The Affordable Housing Shortage
Brendan Griesemer, assistant director of planning and development for the City of Springfield, is on a similar path. For several years, Griesemer and the city “were actively looking for foreclosed houses to buy” that could be turned into affordable housing. Finding affordable housing in Springfield has plenty of barriers. Past criminal convictions, fixed income, disabilities or a record of past evictions can stand in the way. Owning pets can be a deal-breaker.
When affordable housing does pop up, it’s not always safe. 417 Rentals was a great example of this. Complaints seemed endless, so why didn’t the city intervene? Part of that answer is simple: It couldn’t. Griesemer explains the city is limited in what action it can take against a landlord. City inspectors can only investigate if a tenant allows investigators entry to the home. In many instances, Garand says she heard from tenants who filed complaints against Gatley and then found themselves evicted. Other residents were too scared to voice concerns with the city—a problem Garand says she sees a lot with low-income households.

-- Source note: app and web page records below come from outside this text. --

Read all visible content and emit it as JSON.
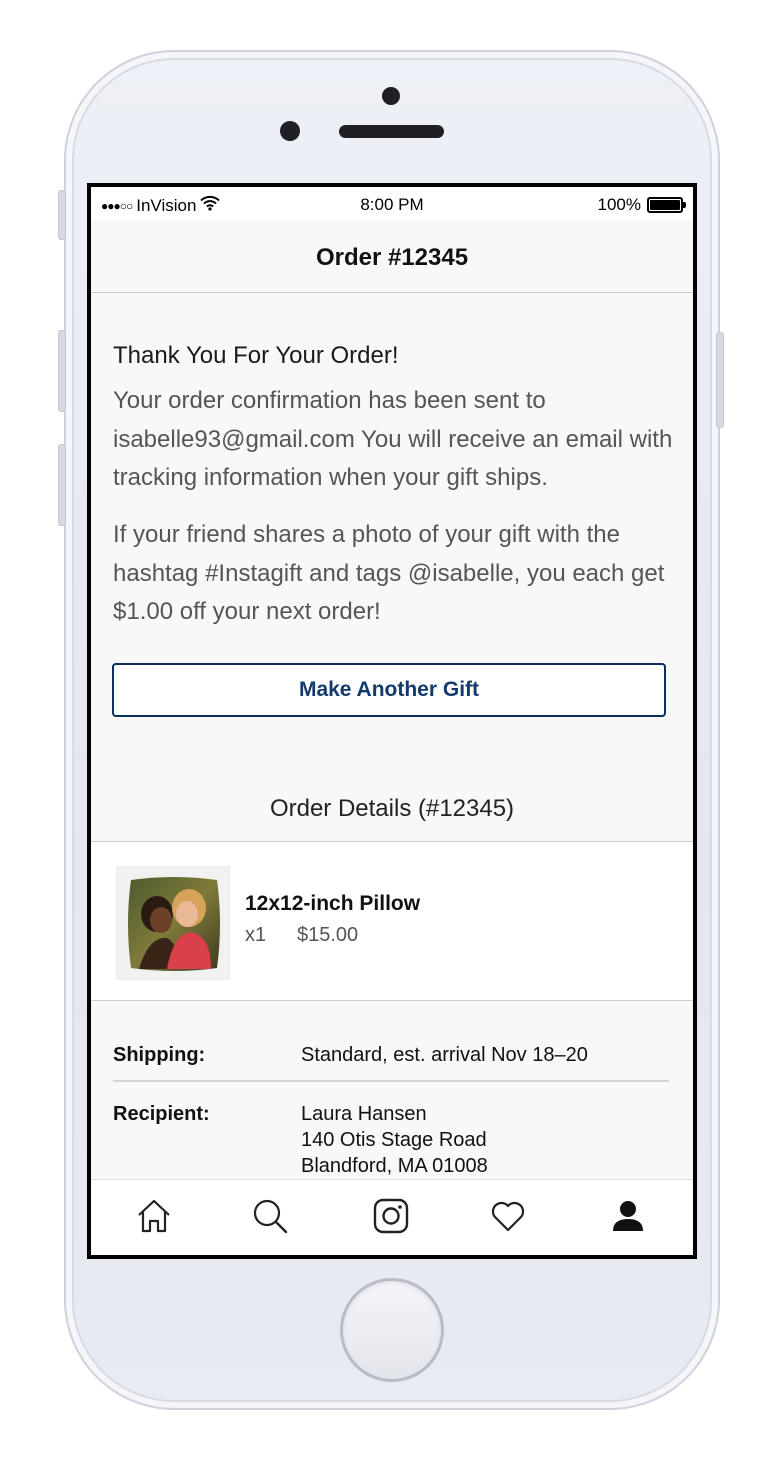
{
  "status_bar": {
    "carrier": "InVision",
    "signal_dots": "●●●○○",
    "time": "8:00 PM",
    "battery_percent": "100%"
  },
  "nav": {
    "title": "Order #12345"
  },
  "confirmation": {
    "heading": "Thank You For Your Order!",
    "message": "Your order confirmation has been sent to isabelle93@gmail.com You will receive an email with tracking information when your gift ships.",
    "promo": "If your friend shares a photo of your gift with the hashtag #Instagift and tags @isabelle, you each get $1.00 off your next order!",
    "button_label": "Make Another Gift"
  },
  "order_details": {
    "heading": "Order Details (#12345)",
    "item": {
      "name": "12x12-inch Pillow",
      "quantity": "x1",
      "price": "$15.00",
      "image_icon": "pillow-photo"
    },
    "shipping_label": "Shipping:",
    "shipping_value": "Standard, est. arrival Nov 18–20",
    "recipient_label": "Recipient:",
    "recipient_lines": [
      "Laura Hansen",
      "140 Otis Stage Road",
      "Blandford, MA 01008"
    ]
  },
  "tab_bar": {
    "items": [
      {
        "icon": "home-icon"
      },
      {
        "icon": "search-icon"
      },
      {
        "icon": "camera-icon"
      },
      {
        "icon": "heart-icon"
      },
      {
        "icon": "profile-icon",
        "active": true
      }
    ]
  },
  "colors": {
    "accent": "#123a6d",
    "screen_background": "#f8f8f8",
    "phone_body": "#e8eaf2"
  }
}
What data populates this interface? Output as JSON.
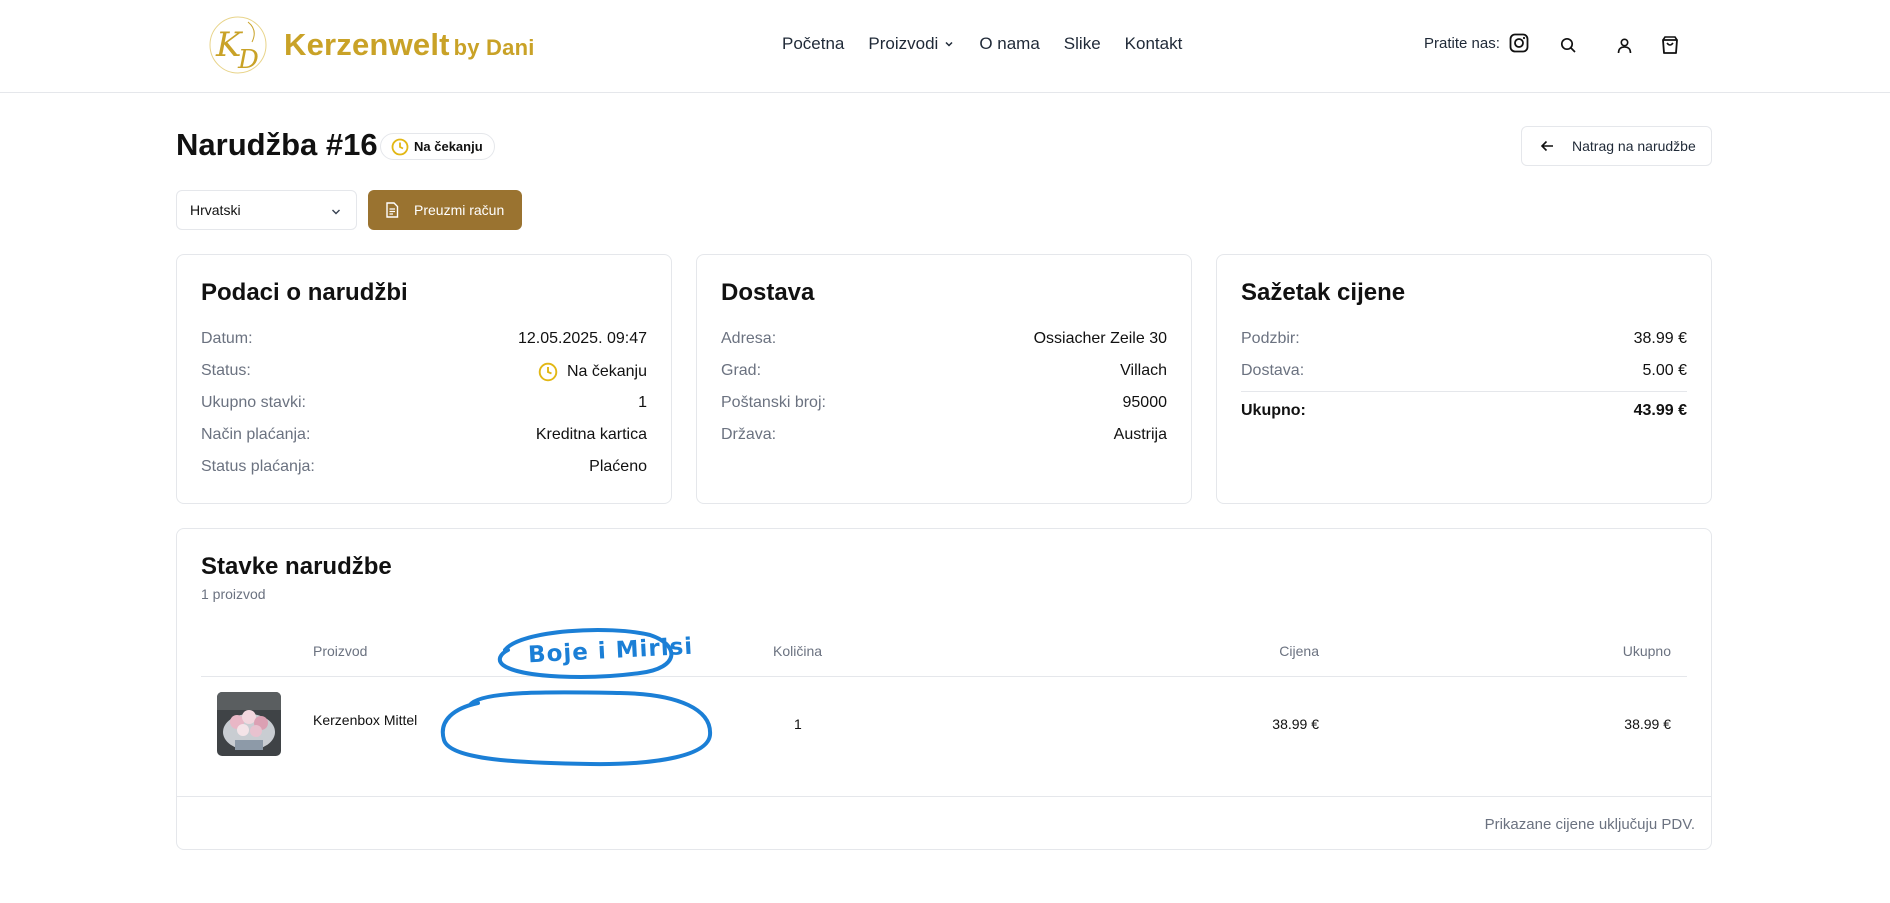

To address the shortage of affordable housing, Griesemer says the city is getting creative, and citizens are starting to pay attention. When Griesemer used to ask citizens what their major concerns were, access to affordable housing rarely came up. Now, “it is mentioned at every event we go to,” he says. What’s more, the need for affordable housing is not isolated to north Springfield. To incentivize developers to build more quality affordable housing, the city has a special loan program that operates out of the Planning and Development department. It also offers home loan assistance and partners with Habitat for Humanity, OACAC, Council of Churches and Catholic Charities of Southern Missouri to run the Homeowner Emergency Loan Program, which assists low- and moderate-income citizens who need emergency loans to fix serious issues in their house like a leaking roof.
The one thing the city still doesn’t have is the authority to inspect homes without the owner’s or occupant’s permission. That gap could clear the way for landlords like Gatley to continue renting units that are unsafe to live in.
What Lies Ahead
In fact, there are already rumors on the 417 Rentals Facebook page that Gatley is back under a different business name. According to Greene County Assessor records, 417 Rentals LLC still owned 124 parcels of land in 2019. So is Chris Gatley back? Is 417 Rentals still collecting rent? And will Springfield ever be able to prevent another landlord like Gatley from scooping up property? There are still many questions left to answer, but one thing is clear, as 417 Rentals homes continue to pop up on foreclosure sales and public auctions; The rental giant is still being dismantled.